++++ Source material ++++

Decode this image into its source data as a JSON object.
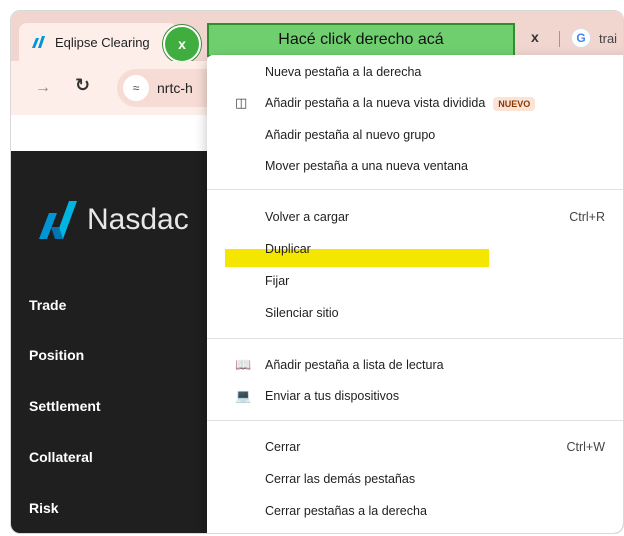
{
  "browser": {
    "active_tab_title": "Eqlipse Clearing",
    "tab_close_label": "x",
    "callout_text": "Hacé click derecho acá",
    "other_tab_close": "x",
    "other_tab_text": "trai",
    "google_letter": "G",
    "url_text": "nrtc-h",
    "site_info_icon": "tune-icon"
  },
  "page": {
    "logo_text": "Nasdac",
    "nav": [
      "Trade",
      "Position",
      "Settlement",
      "Collateral",
      "Risk"
    ]
  },
  "menu": {
    "items": [
      {
        "label": "Nueva pestaña a la derecha"
      },
      {
        "label": "Añadir pestaña a la nueva vista dividida",
        "badge": "NUEVO",
        "icon": "split-view-icon"
      },
      {
        "label": "Añadir pestaña al nuevo grupo"
      },
      {
        "label": "Mover pestaña a una nueva ventana"
      },
      {
        "label": "Volver a cargar",
        "shortcut": "Ctrl+R"
      },
      {
        "label": "Duplicar",
        "highlighted": true
      },
      {
        "label": "Fijar"
      },
      {
        "label": "Silenciar sitio"
      },
      {
        "label": "Añadir pestaña a lista de lectura",
        "icon": "reading-list-icon"
      },
      {
        "label": "Enviar a tus dispositivos",
        "icon": "devices-icon"
      },
      {
        "label": "Cerrar",
        "shortcut": "Ctrl+W"
      },
      {
        "label": "Cerrar las demás pestañas"
      },
      {
        "label": "Cerrar pestañas a la derecha"
      }
    ]
  },
  "colors": {
    "highlight": "#f5e600",
    "callout_bg": "#6fcf6f",
    "callout_border": "#2f8f2f",
    "sidebar_bg": "#1f1f1f",
    "nasdaq_blue": "#0096d6"
  }
}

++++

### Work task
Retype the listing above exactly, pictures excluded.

### Task answer
Decode this image into its source data as a JSON object.
{
  "browser": {
    "active_tab_title": "Eqlipse Clearing",
    "tab_close_label": "x",
    "callout_text": "Hacé click derecho acá",
    "other_tab_close": "x",
    "other_tab_text": "trai",
    "google_letter": "G",
    "url_text": "nrtc-h",
    "site_info_icon": "tune-icon"
  },
  "page": {
    "logo_text": "Nasdac",
    "nav": [
      "Trade",
      "Position",
      "Settlement",
      "Collateral",
      "Risk"
    ]
  },
  "menu": {
    "items": [
      {
        "label": "Nueva pestaña a la derecha"
      },
      {
        "label": "Añadir pestaña a la nueva vista dividida",
        "badge": "NUEVO",
        "icon": "split-view-icon"
      },
      {
        "label": "Añadir pestaña al nuevo grupo"
      },
      {
        "label": "Mover pestaña a una nueva ventana"
      },
      {
        "label": "Volver a cargar",
        "shortcut": "Ctrl+R"
      },
      {
        "label": "Duplicar",
        "highlighted": true
      },
      {
        "label": "Fijar"
      },
      {
        "label": "Silenciar sitio"
      },
      {
        "label": "Añadir pestaña a lista de lectura",
        "icon": "reading-list-icon"
      },
      {
        "label": "Enviar a tus dispositivos",
        "icon": "devices-icon"
      },
      {
        "label": "Cerrar",
        "shortcut": "Ctrl+W"
      },
      {
        "label": "Cerrar las demás pestañas"
      },
      {
        "label": "Cerrar pestañas a la derecha"
      }
    ]
  },
  "colors": {
    "highlight": "#f5e600",
    "callout_bg": "#6fcf6f",
    "callout_border": "#2f8f2f",
    "sidebar_bg": "#1f1f1f",
    "nasdaq_blue": "#0096d6"
  }
}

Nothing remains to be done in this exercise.